Ever since studying English, German and Philosophy at the University of Cologne, while holding different jobs as network administrator and webmaster, working with and thinking about language and computers has been a central part of my life (later to be joined by a keen interest in extracting the perfect espresso).
Over the past years I have worked in the book trade, coordinating franchise stores all over Germany, while taking care of the FBML programming on my employer's Facebook Page and dedicating my free time to small translation projects, playing music and keeping up to date with the latest developments on the web.
I am now back in Cologne, working as a full-time freelancer in translation and web design.
With the admittedly tempting possibilities of today's Web, many websites tend to get cluttered up with elements that obscure or divert from its original raison d'être - its content.
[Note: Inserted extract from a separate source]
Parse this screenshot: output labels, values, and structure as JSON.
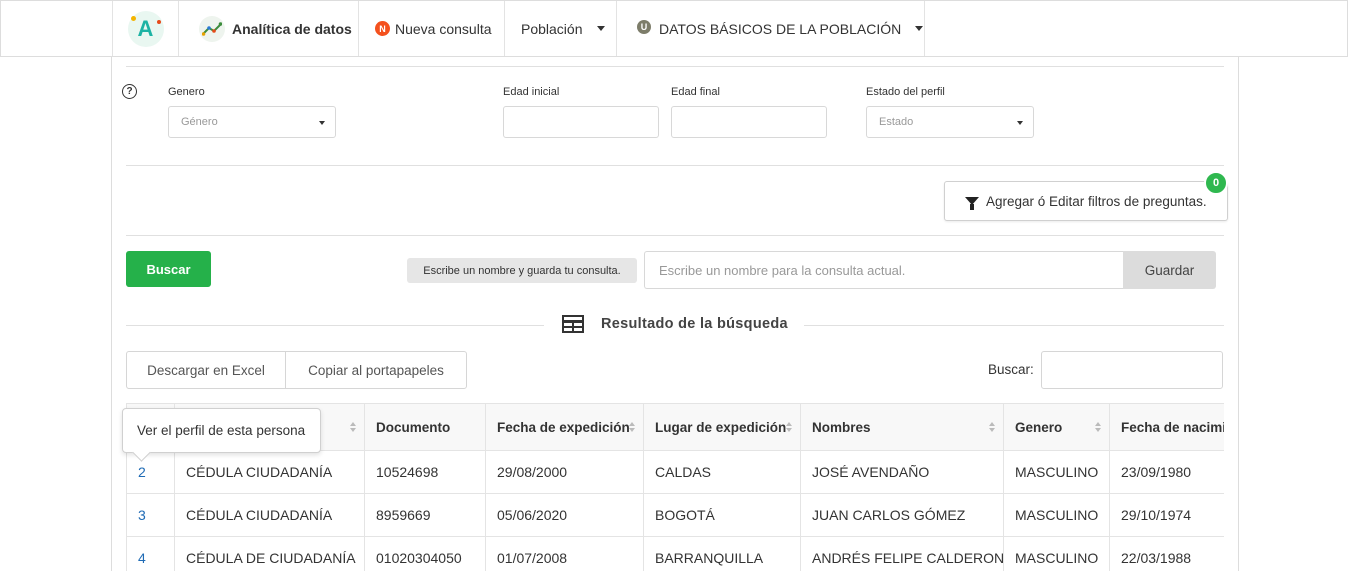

Any approach toward creating websites has to strategically question the relation between every element employed in the presentation of its content and the message it aims to convey.
The same, of course, is valid for the practice of translation (and language in general). Staying faithful to an original while adequately transferring it to another idiom replete with its very own set of cultural parameters is a challenge which, for aesthetic and semantic reasons, needs to be faced with clear goals in mind: Simplicity, precision and beauty - striking the perfect balance between form and content.